      • JDTWO

        My Henry has worked without a single gun related hitch and has proven to be fairly accurate too. Back in the day , I had a Charter Arms version and I don’t think that it ever made it through a whole 8 round mag without a malfunction.

        The Henry version is MUCH better made than any of the other AR-7 variations (Except for the very rare Israeli manufactured variant), very reliable, and accurate. I’m very pleased with it….

    • Brett baker

      I’ve heard the Henry’s work, but only with their own mags.

    • Hinermad

      They work, but they’re picky about ammo.

    • Rick O’Shay

      I’ve had two, they both worked fine.

  • Don Ward

    I don’t care about the reliability. I just want to know whether it will shoot down a helicopter.

    (Yes, yes. I know Bond actually shot the baddie who was lobbing grenades at him and it was the grenade that blew up the chopper.)

    http://www.imfdb.org/images/thumb/e/ef/Frwlar7e.jpg/600px-Frwlar7e.jpg

  • codfilet

    Armalite was the original manufacturer of these.

  • Duray

    “Henry has always had the true compact, backpack ready rifle all along.” That’s a pretty laughable statement, considering they’re the fifth company to make this thing. Also, “always….all along” is redundant.

  • Xanderbach

    I personally think a survival rifle is one thing I wouldn’t want camouflaged, except in a SHTF survival situation. If I drop it, I want to be able to find it; and for people to find me. I’d like one in blaze orange.

    • Klaus Von Schmitto

      Buy a black one. Add Krylon. Done.

  • Hoplopfheil

    If I could get it in Cabela’s O2 Octane… I still wouldn’t get one.

  • TechnoTriticale

    re: 3/8″ Grooved Receiver to Add Optics

    What standard (if any) is this? And did adding the rail to the design affect whether or not the rifle floats? (Obviously the weight of any optic would have to be factored into that as well.)

    And is there a point to adding an optic?
    How well does it hold zero through assembly cycles?

  • Jim Drickamer

    The Henry survival rifle I have came with a problem. The roll pin holding the nut on the end of the screw which joins the receiver to the stock was loose and fell out. I was not able to mount the stock to the rest of the rifle. A call to Henry got me a new roll pin, screw, and nut to make sure the problem was resolved. All of this was at Henry’s cost. Since receiving those parts and installing them, there have been no further problems. It is accurate, pleasant to shoot, and has digested every kind of .22 ammunition I have fed it. I highly recommend this rifle for its intended purpose. I wonder about a .22 magnum version or maybe a .410.

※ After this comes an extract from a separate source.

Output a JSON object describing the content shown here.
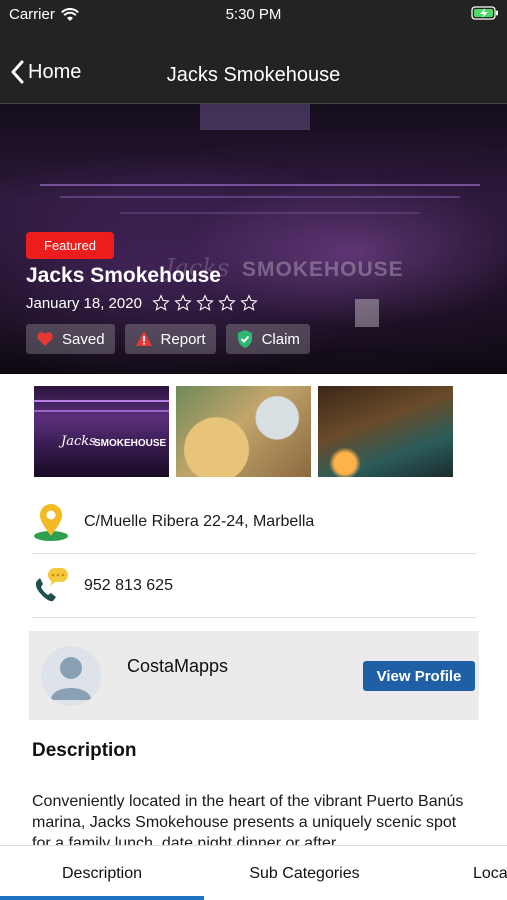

  • Jay N

    Here is a better alternative, get a 22lr rifle, grab a bunch of fishing floaters, jerry rig this bad boy up and boom, floating 22lr. This trick works with any caliber also. I found that catfish bobbers work best. (Do at your own risk, I do not take any responsibility for anything you do)

    • iksnilol

      The HEnry is still hella smaller tho.

      • Jay N

        True but, you can’t get an ar7 in 50bmg. With my method it is possible

  • jerry young

    I’ve always wanted an AR7 even before Henry started making them, for some reason or another they just don’t seem to be at the top of my list, I just wish henry would make a larger caliber than just the .22, back when Armalite made them they produced a model in .25 auto, I don’t know if that would be a good caliber to make maybe 380 or 9mm

  • Tassiebush

    I’d like to see something along the same lines but in a bolt action like the AR5 so some flatter shooting light weight rounds could be added. Stuff like .22mag, .17hmr .17wsm, .22hornet etc.

  • BeoBear

    Supposedly Henry tweaked their version and it operates much better than the previous versions. I absolutely love Henry rifles and I’ve always loved the AR7 concept but ever since the Ruger 10/22 Take Down was released it’s no contest. Sure the AR7 pops into it’s cool little floating stock and is super compact but the 10/22 TD is way more reliable, exponentially more accurate and way more durable, it would be almost negligent to choose the AR7 for survival. It wouldn’t be hard to make the TD float if that’s a must have and with the new Magpul X-22 Backpacker stock it’s pretty darn compact.

    All that said, I would still like to have one of the new AR7’s but for survival/backpack use I’ll take my TD every single time.